The design of a novel apparatus, the Glen Withy torque tester (GWTT), for measuring horizontal shear properties in equine sport surfaces is described. Previous research has considered the effect of vertical loading on equine performance and injury but only limited discussion has concerned the grip or horizontal motion of the hoof. The horizontal support of the hoof by the surface must be sufficient to avoid excess slip without overloading the limb. The GWTT measures the torque necessary to twist an artificial hoof that is being pushed into the surface under a consistently applied vertical load. Its output was validated using a steel surface, then was used to test two sand and fibre surfaces (waxed and non-waxed) through rotations of 40-140°, and vertical loads of 157-1138N. An Orono biomechanical surface tester (OBST) measured longitudinal shear and vertical force, whilst a traction tester measured rotational shear after being dropped onto the surfaces. A weak, but significant, linear relationship was found between rotational shear measured using the GWTT and longitudinal shear quantified using the OBST. However, only the GWTT was able to detect significant differences in shear resistance between the surfaces. Future work should continue to investigate the strain rate and non-linear load response of surfaces used in equestrian sports. Measurements should be closely tied to horse biomechanics and should include information on the maintenance condition and surface composition.

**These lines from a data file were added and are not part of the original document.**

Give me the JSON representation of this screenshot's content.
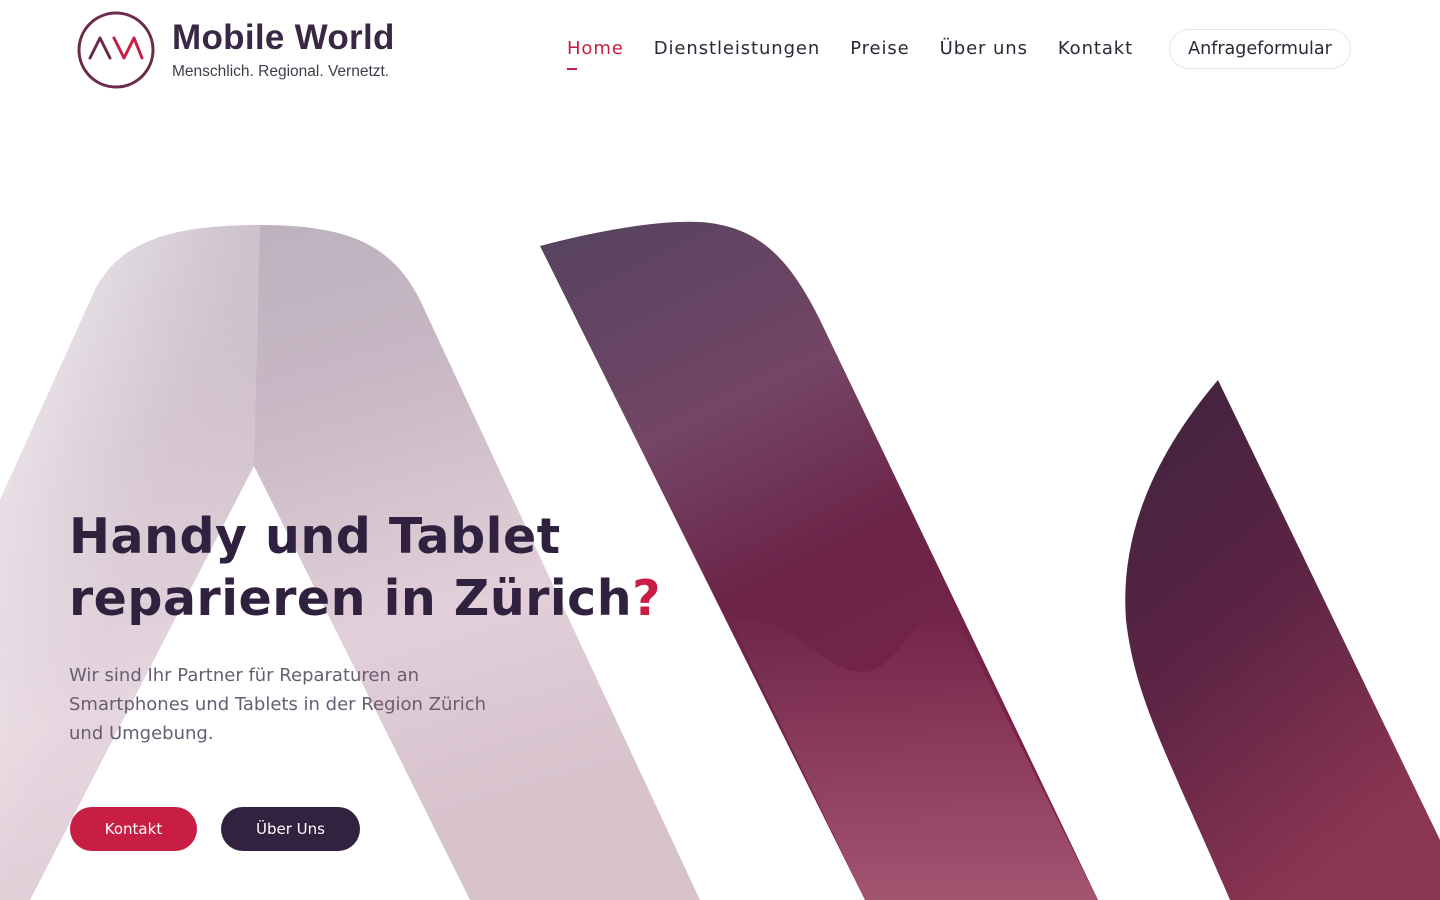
{
  "brand": {
    "name": "Mobile World",
    "tagline": "Menschlich. Regional. Vernetzt.",
    "logo_icon": "mw-logo-icon",
    "colors": {
      "primary": "#c81e43",
      "dark": "#32213f"
    }
  },
  "nav": {
    "items": [
      {
        "label": "Home",
        "active": true
      },
      {
        "label": "Dienstleistungen",
        "active": false
      },
      {
        "label": "Preise",
        "active": false
      },
      {
        "label": "Über uns",
        "active": false
      },
      {
        "label": "Kontakt",
        "active": false
      }
    ],
    "cta_label": "Anfrageformular"
  },
  "hero": {
    "title_line1": "Handy und Tablet",
    "title_line2": "reparieren in Zürich",
    "title_mark": "?",
    "text": "Wir sind Ihr Partner für Reparaturen an Smartphones und Tablets in der Region Zürich und Umgebung.",
    "primary_button": "Kontakt",
    "secondary_button": "Über Uns"
  }
}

Both the GWTT and the OBST are necessary to adequately characterise all the important functional properties of equine sport surfaces.
|Number of pages||12|
|State||Published - Sep 1 2015|
Bibliographical noteFunding Information:
The authors would like to thank the University of Central Lancashire for funding a studentship and providing the engineering resources needed to undertake this project. The authors would like to thank Myerscough College for providing the test facilities used to carry out in situ testing.
© 2015 IAgrE.
- Arena surface
ASJC Scopus subject areas
- Food Science
- Agronomy and Crop Science
- Control and Systems Engineering
- Soil Science